About this task → Each line that includes the word "World" should be copied from the records.

******

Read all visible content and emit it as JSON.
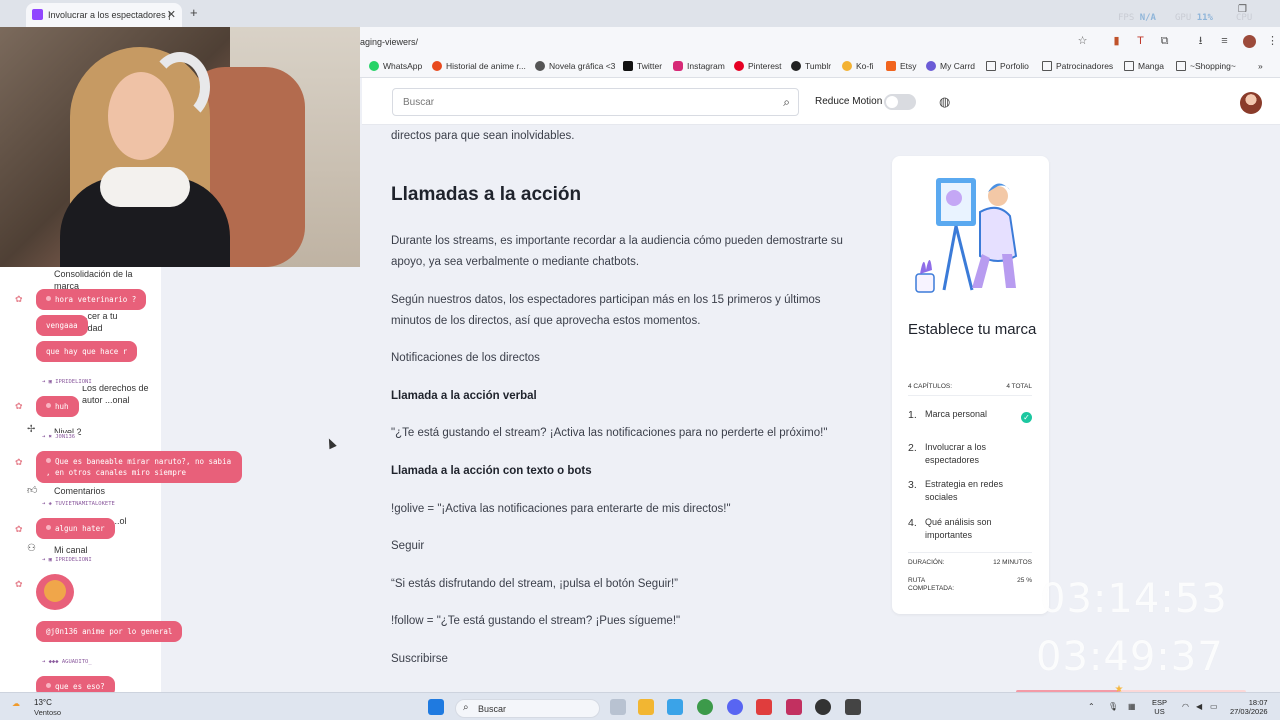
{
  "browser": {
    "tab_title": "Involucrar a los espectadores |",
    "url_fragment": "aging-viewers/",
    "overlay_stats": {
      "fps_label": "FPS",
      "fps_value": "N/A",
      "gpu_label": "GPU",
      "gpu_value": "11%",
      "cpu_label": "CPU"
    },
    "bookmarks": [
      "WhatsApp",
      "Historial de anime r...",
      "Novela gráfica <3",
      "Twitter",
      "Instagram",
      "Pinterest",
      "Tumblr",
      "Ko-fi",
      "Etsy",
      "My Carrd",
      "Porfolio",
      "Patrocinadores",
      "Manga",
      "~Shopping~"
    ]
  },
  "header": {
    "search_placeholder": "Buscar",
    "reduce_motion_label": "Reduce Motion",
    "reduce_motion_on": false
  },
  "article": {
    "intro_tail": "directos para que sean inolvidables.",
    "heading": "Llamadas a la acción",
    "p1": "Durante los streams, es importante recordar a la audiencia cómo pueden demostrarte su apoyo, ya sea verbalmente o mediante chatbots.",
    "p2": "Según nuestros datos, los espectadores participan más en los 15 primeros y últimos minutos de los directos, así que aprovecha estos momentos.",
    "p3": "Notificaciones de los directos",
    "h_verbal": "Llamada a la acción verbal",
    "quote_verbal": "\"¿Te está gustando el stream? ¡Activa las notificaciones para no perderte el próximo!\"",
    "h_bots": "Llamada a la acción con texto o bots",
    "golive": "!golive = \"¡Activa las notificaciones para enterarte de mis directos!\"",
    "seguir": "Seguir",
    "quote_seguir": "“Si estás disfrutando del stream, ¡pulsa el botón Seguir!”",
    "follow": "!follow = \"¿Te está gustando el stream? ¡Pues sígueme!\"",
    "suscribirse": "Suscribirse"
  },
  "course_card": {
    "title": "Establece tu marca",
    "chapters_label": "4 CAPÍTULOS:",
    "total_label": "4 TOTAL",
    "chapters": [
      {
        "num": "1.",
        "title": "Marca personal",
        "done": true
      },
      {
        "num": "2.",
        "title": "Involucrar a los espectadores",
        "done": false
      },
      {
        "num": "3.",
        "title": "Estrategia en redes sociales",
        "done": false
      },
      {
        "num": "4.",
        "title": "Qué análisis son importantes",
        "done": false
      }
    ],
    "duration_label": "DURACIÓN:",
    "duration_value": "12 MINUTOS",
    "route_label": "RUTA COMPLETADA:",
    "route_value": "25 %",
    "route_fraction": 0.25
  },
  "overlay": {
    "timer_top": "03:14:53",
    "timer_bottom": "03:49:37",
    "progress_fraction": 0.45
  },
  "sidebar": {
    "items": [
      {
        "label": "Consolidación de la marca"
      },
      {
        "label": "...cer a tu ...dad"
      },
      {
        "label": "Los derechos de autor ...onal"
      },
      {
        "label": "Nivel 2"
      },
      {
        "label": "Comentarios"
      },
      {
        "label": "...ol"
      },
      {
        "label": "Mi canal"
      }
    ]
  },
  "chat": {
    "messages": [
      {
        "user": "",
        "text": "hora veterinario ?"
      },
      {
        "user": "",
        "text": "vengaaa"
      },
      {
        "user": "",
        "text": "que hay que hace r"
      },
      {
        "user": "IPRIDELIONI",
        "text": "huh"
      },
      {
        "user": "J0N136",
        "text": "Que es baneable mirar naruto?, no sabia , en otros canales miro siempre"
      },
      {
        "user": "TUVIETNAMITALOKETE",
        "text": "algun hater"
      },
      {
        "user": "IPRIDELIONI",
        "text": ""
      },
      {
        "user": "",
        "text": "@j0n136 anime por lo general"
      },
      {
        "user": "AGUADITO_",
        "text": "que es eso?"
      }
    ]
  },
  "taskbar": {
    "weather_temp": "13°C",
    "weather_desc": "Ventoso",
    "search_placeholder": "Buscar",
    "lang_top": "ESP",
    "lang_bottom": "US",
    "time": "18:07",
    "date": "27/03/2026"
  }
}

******

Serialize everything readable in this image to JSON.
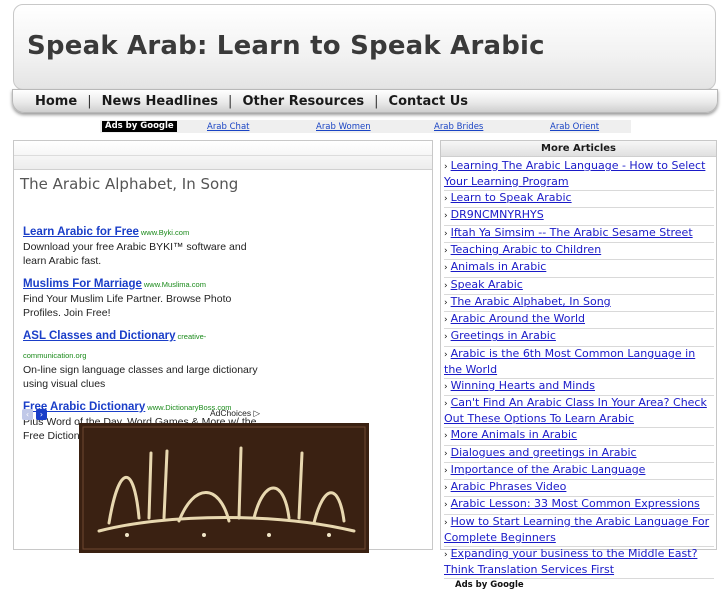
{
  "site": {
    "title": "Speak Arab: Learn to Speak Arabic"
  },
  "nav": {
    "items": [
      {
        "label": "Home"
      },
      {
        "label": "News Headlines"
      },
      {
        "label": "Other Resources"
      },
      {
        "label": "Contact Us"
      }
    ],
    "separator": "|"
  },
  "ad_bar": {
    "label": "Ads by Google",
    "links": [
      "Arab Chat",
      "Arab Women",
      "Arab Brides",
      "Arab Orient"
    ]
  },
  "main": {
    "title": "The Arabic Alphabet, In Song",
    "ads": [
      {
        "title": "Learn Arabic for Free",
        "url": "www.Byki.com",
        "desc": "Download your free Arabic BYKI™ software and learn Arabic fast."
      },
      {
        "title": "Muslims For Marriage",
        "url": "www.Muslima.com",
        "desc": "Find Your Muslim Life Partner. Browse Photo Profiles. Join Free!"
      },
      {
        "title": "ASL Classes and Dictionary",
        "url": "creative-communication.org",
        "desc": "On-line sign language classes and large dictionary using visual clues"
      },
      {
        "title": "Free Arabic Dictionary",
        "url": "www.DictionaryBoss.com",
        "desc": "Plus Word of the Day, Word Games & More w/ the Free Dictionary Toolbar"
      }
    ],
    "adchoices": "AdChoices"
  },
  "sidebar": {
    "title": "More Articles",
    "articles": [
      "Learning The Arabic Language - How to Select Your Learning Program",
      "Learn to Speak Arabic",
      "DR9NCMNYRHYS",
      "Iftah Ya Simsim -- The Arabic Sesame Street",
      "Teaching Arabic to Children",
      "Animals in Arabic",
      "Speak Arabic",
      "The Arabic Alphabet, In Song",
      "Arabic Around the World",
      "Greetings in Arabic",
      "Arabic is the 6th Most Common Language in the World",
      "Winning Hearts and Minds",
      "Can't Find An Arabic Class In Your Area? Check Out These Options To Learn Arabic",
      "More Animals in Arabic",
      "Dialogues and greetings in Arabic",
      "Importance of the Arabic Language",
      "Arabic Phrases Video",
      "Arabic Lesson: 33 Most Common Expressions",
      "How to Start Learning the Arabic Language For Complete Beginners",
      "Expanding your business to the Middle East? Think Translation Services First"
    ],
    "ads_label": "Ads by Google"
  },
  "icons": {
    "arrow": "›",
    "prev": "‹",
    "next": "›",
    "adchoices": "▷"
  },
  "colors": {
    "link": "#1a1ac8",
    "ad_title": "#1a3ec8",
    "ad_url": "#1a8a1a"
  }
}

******

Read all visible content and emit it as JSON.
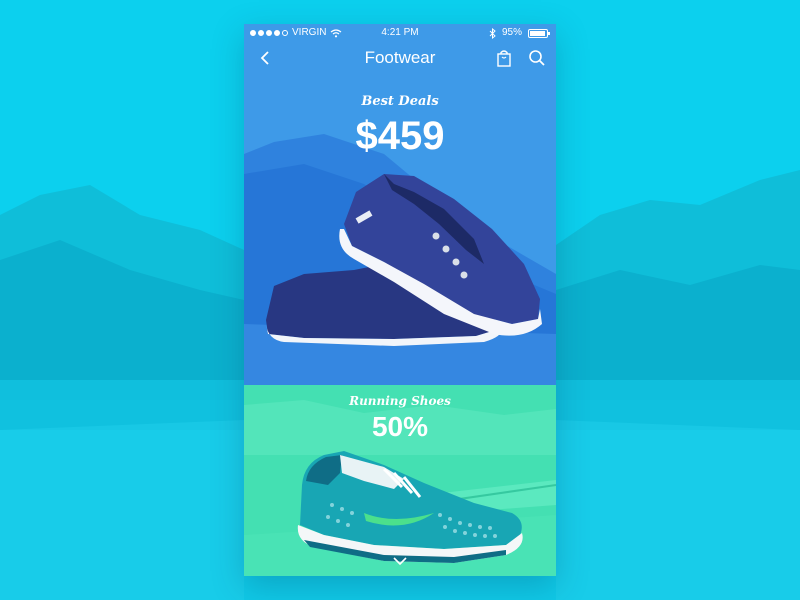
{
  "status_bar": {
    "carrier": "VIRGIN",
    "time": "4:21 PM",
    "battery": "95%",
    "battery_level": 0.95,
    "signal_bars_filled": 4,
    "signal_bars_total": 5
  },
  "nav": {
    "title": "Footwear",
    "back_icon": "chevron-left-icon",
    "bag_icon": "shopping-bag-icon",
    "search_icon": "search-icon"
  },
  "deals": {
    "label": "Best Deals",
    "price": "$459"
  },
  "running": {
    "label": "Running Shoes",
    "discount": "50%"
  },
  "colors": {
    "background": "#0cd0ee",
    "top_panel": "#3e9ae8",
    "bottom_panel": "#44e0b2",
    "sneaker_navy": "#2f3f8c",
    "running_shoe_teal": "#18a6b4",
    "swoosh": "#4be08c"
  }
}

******

Exercise response →
      "Arabic Around the World",
      "Arabic is the 6th Most Common Language in the World",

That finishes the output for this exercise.